  17. Reinkensmeyer, D.J., Pang, C.T., Nessler, J.A., and Painter, C.C. 2002. Web-based telerehabilitation for the upper extremity after stroke. IEEE Trans Neural Syst Rehabil Eng, 10(2):102–108.CrossRefGoogle Scholar
  18. Rosen, J., Brand, M., Fuchs, M.B., and Arcan, M. A myosignal-based powered exoskeleton system. IEEE Trans Sys Man Cyber—Part A, 31(3):210–222.Google Scholar
  19. Tsagarakis, N. and Caldwell, D.G. Development and control of a ‘soft-actuated’ exoskeleton for use in physiotherapy and training. Auton Robot, 15(1):21–33.Google Scholar
  20. Volpe, B., Krebs, H., Hogan, N., Edelsteinn, L., Diels, C., and Aisen, M. 1999. A novel approach to stroke rehabilitation: Robot-aided sensorimotor stimulation. Neurology, 54:1938–1944.Google Scholar
  21. Volpe, B.T., Krebs, H.I., Hogan, N., Edelsteinn, L., Diels, C.M., and Aisen, M.L. 1999. Robot training enhanced motor outcome in patients with stroke maintained over 3 years. Neurology, 53(8):1874–1876.Google Scholar
  22. Werry, I., Dautenhahn, K., and Harwin, W.S. 2001. Investigating a robot as a therapy partner for children with autism. In Proc AAATE 2001, 6th European Conference For The Advancement of Assistive Technology (AAATE 2001), Ljubljana/Slovenia, pp. 374–378.Google Scholar

Copyright information

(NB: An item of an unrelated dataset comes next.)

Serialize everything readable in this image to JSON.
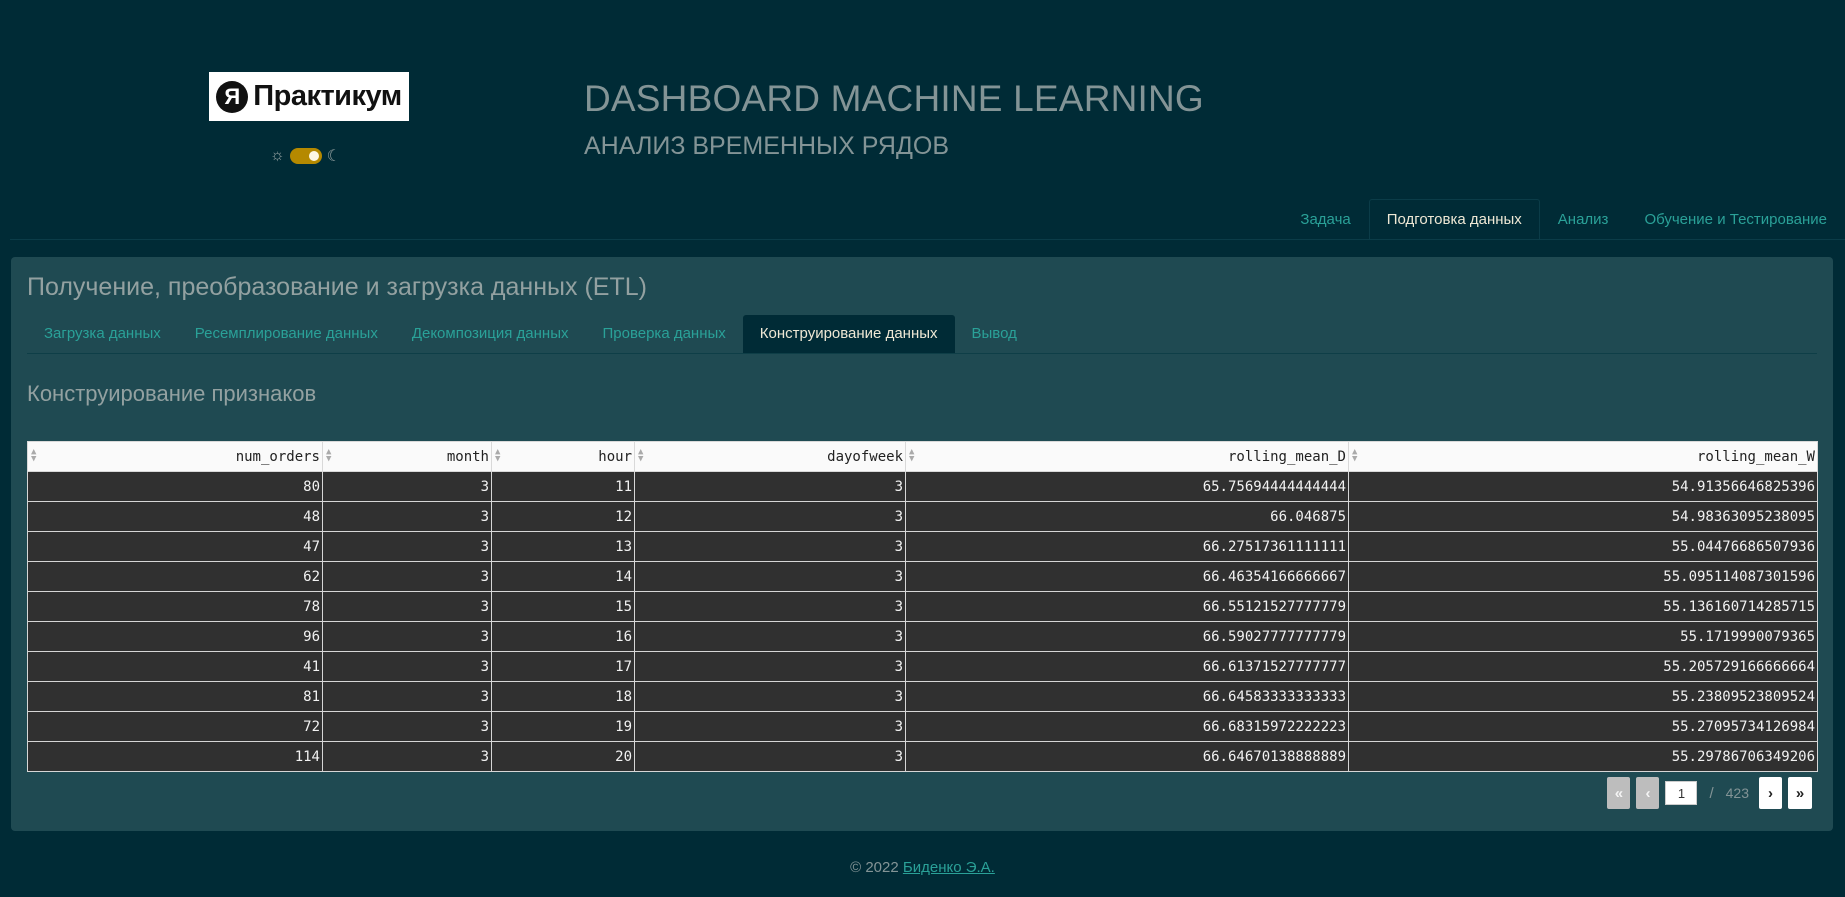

© Springer Science + Business Media, Inc. 2005

Authors and Affiliations

  • S. Micera
    • 1
  • M. C. Carrozza
    • 1
  • E. Guglielmelli
    • 2
  • G. Cappiello
    • 3
  • F. Zaccone
    • 3
  • C. Freschi
    • 3
  • R. Colombo
    • 4
  • A. Mazzone
    • 4
  • C. Delconte
    • 5
  • F. Pisano
    • 5
  • G. Minuco
    • 6
  • P. Dario
    • 7
  1. 1.ARTS LabScuola Superiore Sant'AnnaPisaItaly
  2. 2.Campus Biomedico UniversityRomeItaly
  3. 3.ARTS LabScuola Superiore Sant'AnnaPisaItaly
  4. 4.IRCCS Salvatore Maugeri FoundationService of BioengineeringVeruno (NO)Italy
  5. 5.Division of NeurologyVeruno (NO)Italy
  6. 6.Service of BioengineeringVeruno (NO)Italy
  7. 7.ARTS LabScuola Superiore Sant'AnnaPisaItaly

Personalised recommendations